Tuesday, October 18, 2005

Drink Was an Ice Cream Omelette Until I Visited Plato's Retreat

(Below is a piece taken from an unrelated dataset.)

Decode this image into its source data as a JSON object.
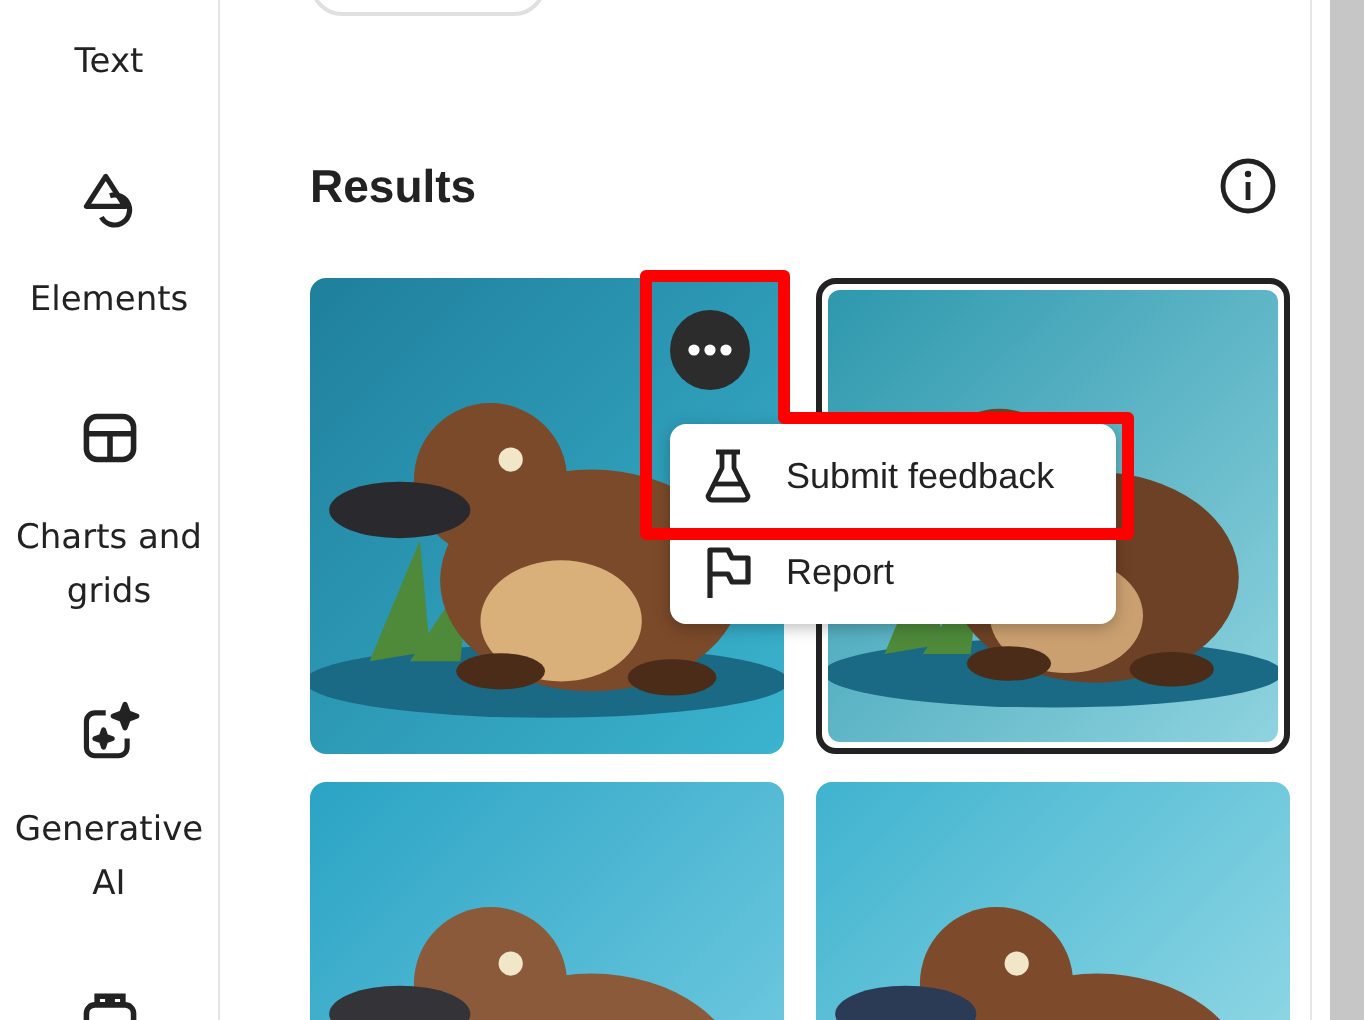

I confess I am a late convert to 24-hour drinking.
For the last six decades or so, my alcohol intake was limited to handfuls of Maynard's Original Wine Gums, which - I'm happy to report - have no wine in them at all. On special occasions such as Hogmanay, I would treat myself to a Snowball before retiring to bed at 10.30pm with cotton wool in my ears.
Drinking a Snowball is not exactly pleasurable, unless the idea of an ice cream omelette appeals, but the mix of egg and alcohol always sent me straight to sleep. This allowed me to doze through the festivities outside and rise early on New Year's Day to chip the frozen carrots from my window-sill.
My objection to alcohol was not a matter of principle. Indeed, only after relaxing my regime did I realise that it was based on my broader aversion to pleasure. My mother, Mrs Elder (or Ma'am), was no pleasure-seeker, and used to take a dim view of my father's excesses, which were no more than a bottle of India Pale Ale on a Friday night, unless there was a game of dominoes on, when he would stretch to a pint. The ale made father's nose glow slightly, and Mrs Elder (or Ma'am) would compare him unfavourably to a Belisha beacon while she prepared a supper of toasted cheddar, butter biscuits, and Nescafe with hot milk from the pan.
This feast was designed to sober father up, but, more often than not, it sent him into a state of agitated torpor in which he would find himself unable to settle in front of the television. Usually, he waited for the National Anthem, which he greeted with exaggerated enthusiasm, in case Her Majesty or any of her loyal lieutenants might happen past the window. On domino nights, he would bolt down his Toast Topper and swig wildly at his coffee, often causing a moustache of cheddar and milk-skin to solidify on his top lip. By morning, feathers from the pillow would have attached themselves to his face, giving him the look of a distressed chicken. We were all thankful when the foam pillows arrived.
So it was that alcohol had no great positive associations for me. The bottle of Asti Spumante, which I won at a beetle drive in 1972, gathered dust, waiting in vain for something to celebrate.
And thus it would have continued.
But, late last year I had a moment of revelation. The public house at the end of my street changed hands, and changed its name. The Gravedigger's Arms became Plato's Retreat, and among their many promotions was a Philosophy Night, every second Monday. As was obvious from the sudden lack of noise, the Philosophy Nights were spectacularly unsuccessful, culminating in a night on which the advertised topic was: "If the Philosophy Night Happens, But Nobody Comes, Did It Happen at All?"
Well, I am not one to shirk a challenge, and I visited the pub that night just in case the enactment of a philosophical paradox caused structural damage to the neighbouring buildings.
I saw many strange things that night in Plato's Retreat. Now, I must drink to forget them.


Anonymous said...

If you only allow yourself one alcoholic drink a year, and have no one with whom to share a bottle of vintage Champagne, then it should be a Snowball. However, the humble Snowball has moved ahead since the days when Maynard's wine gums were so hard they had to be kept up the leg of your gym pants for a month before they were soft enough to masticate. Try this:
dip the rim of a glass (any glass will do, but a champagne saucer will look nicer, if less authentic, than a chipped tooth glass) in freshly squeezed lime juice. Then place it, rim down, into a bowl of sugar.

1 part chilled advocaat
2 parts chilled lemonade
½ lime, squeezed
sugar to decorate the glass

Stir with a Tunnocks Caramel Log and serve with a slice of lime and a cherry.

A few of these and you will be able to hear the ghostly echo of hooters from the Clyde shipyards, whether it's Hogmanay or not.

David Farrer said...

Mr Elder:

Welcome to the world of blogs. I have linked to you from Freedom and Whisky, but if you take a look at my other blog you may enjoy the photographs of Peebles.

Learson said...

If a feminist articulates her philosophy alone in a forest, is she still wrong?